To judge by the flood of GDPR-themed email hitting inboxes, Europe's privacy law has been designed to ensure that you say "yes" to companies that monetize the buying and selling of your personal details, regardless of whether you remember ever having done business with them before.
A swift FBI sinkhole blunted an apparently imminent attack against Ukraine via "VPN Filter" malware, which has infected more than 500,000 routers. But mass router compromises will continue so long as manufacturers fail to build in easy or automated patching and updating, security experts warn.
At least 500,000 routers, mostly located in Ukraine, have been infected with "VPN Filter" malware that experts believe is a prelude to a massive cyberattack. But the FBI has sinkholed the control domain for the router botnet, which should help contain the potential damage.
Following 33 arrests, police in Europe say they have dismantled a Romanian-led crime gang that used phishing attacks, online scams and fake invoices to steal more than $9 million from victims in Spain, including individuals as well as organizations ranging from hospitals to government agencies.
European Parliamentarians finally had their opportunity on Tuesday to ask Facebook CEO Mark Zuckerberg questions about its data handling and privacy practices. But the session, which lasted roughly 90 minutes, turned into a somewhat frustrating flop.
John Gammell of New Mexico has been sentenced to serve 15 years in prison for launching DDoS attacks against prior employers and business competitors, as well as for being a convicted felon in possession of firearms.
If you're paying attention, you've probably already seen a handful of GDPR-related headlines just today, let alone in the last week or month. But there are two good reasons for the deluge of GDPR discussion right now: It's incredibly important and the time to act is now.
Leading the latest edition of the ISMG Security Report: Years of massive data breaches have fueled an increase in synthetic identity fraud, in which fraudsters combine real and bogus details to create more effective fake identities. Plus, has "The Dark Overlord" hacking group finally met its match?
A security breach is always a sensitive topic - but especially so during a merger or acquisition. Ofer Israeli, CEO of Illusive Networks, discusses how deception technology can help prevent disruption by a cyberattack during M&A activity.
The noose appears to be tightening around the Dark Overlord, a group of international hackers who have stolen and held for ransom sensitive information from dozens of companies, healthcare organizations and U.S. public schools. Serbian police say they've arrested a suspect in cooperation with the FBI and U.K....
The Trump administration has eliminated the top cybersecurity coordinator role in the White House. The decision has earned a sharp rebuke from lawmakers and former government officials, who say cybersecurity demands a greater - not lesser - prominence in the federal government.
Mexican officials are investigating a series of technical glitches that may have been a prelude to a large cyberattack affecting at least five banks, according to news reports. While the full scope of the incidents remains unclear, up to $20 million may have been stolen.
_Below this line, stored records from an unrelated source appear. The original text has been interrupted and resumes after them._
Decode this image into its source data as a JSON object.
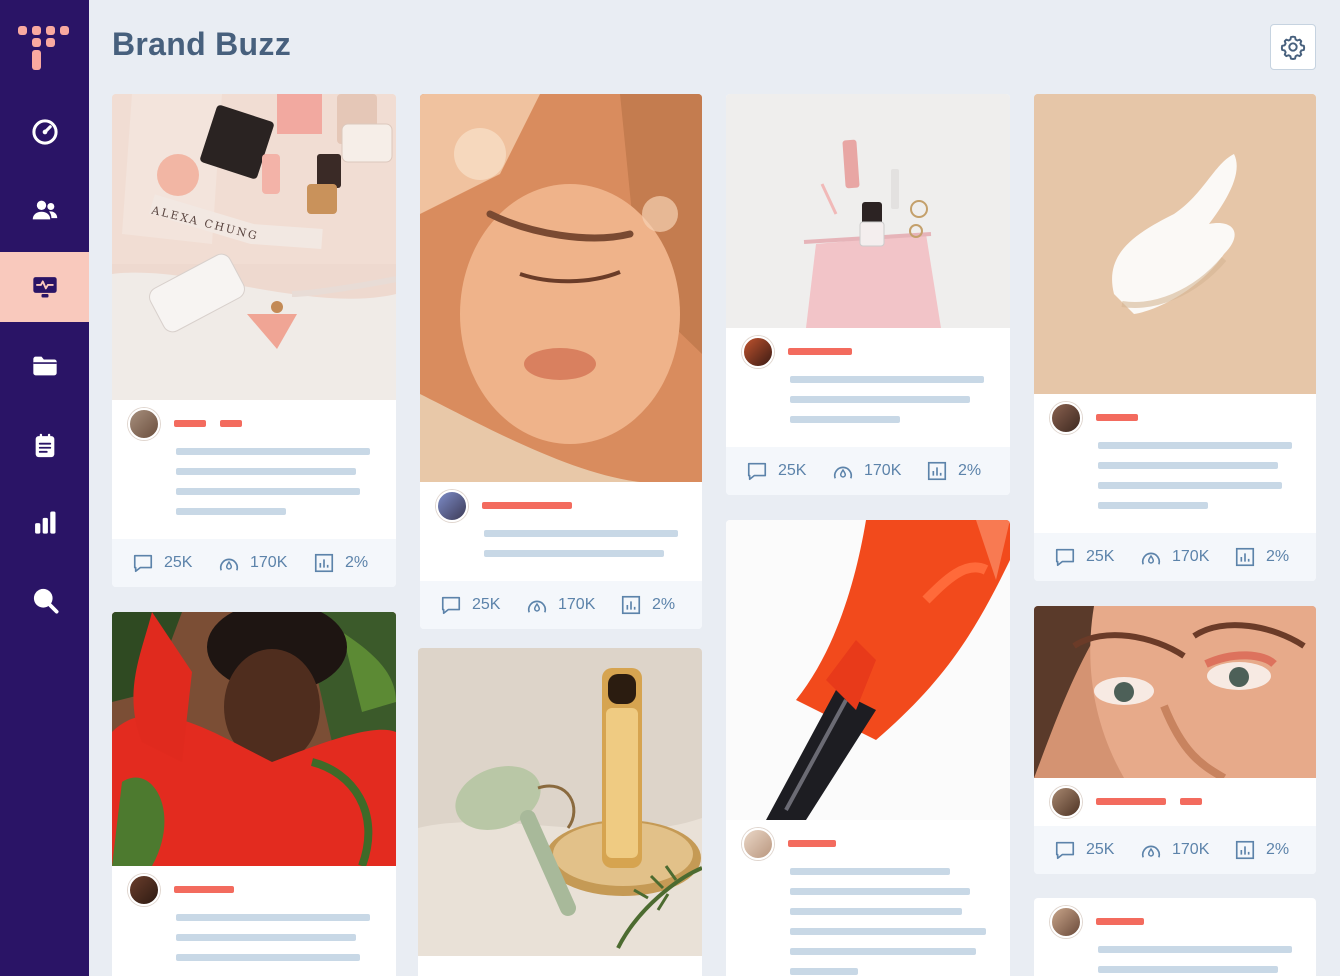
{
  "app": {
    "page_title": "Brand Buzz",
    "colors": {
      "sidebar": "#2a1466",
      "accent": "#f36b5e",
      "active_nav": "#f9c9bd",
      "stat_text": "#5c83aa"
    }
  },
  "sidebar": {
    "items": [
      {
        "icon": "gauge-icon",
        "active": false
      },
      {
        "icon": "users-icon",
        "active": false
      },
      {
        "icon": "monitor-pulse-icon",
        "active": true
      },
      {
        "icon": "folder-icon",
        "active": false
      },
      {
        "icon": "notepad-icon",
        "active": false
      },
      {
        "icon": "bar-chart-icon",
        "active": false
      },
      {
        "icon": "search-icon",
        "active": false
      }
    ]
  },
  "header": {
    "settings_icon": "gear-icon"
  },
  "cards": [
    {
      "stats": {
        "comments": "25K",
        "reach": "170K",
        "engagement": "2%"
      }
    },
    {
      "stats": {
        "comments": "25K",
        "reach": "170K",
        "engagement": "2%"
      }
    },
    {
      "stats": {
        "comments": "25K",
        "reach": "170K",
        "engagement": "2%"
      }
    },
    {
      "stats": {
        "comments": "25K",
        "reach": "170K",
        "engagement": "2%"
      }
    },
    {
      "stats": {
        "comments": "25K",
        "reach": "170K",
        "engagement": "2%"
      }
    }
  ]
}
With the rise of P2P payment networks and the U.S. working toward a real-time national payments network, the push is on to battle fraudsters. Also, attackers are hacking legitimate websites to more stealthily distribute "Gandcrab" crypto-locking ransomware.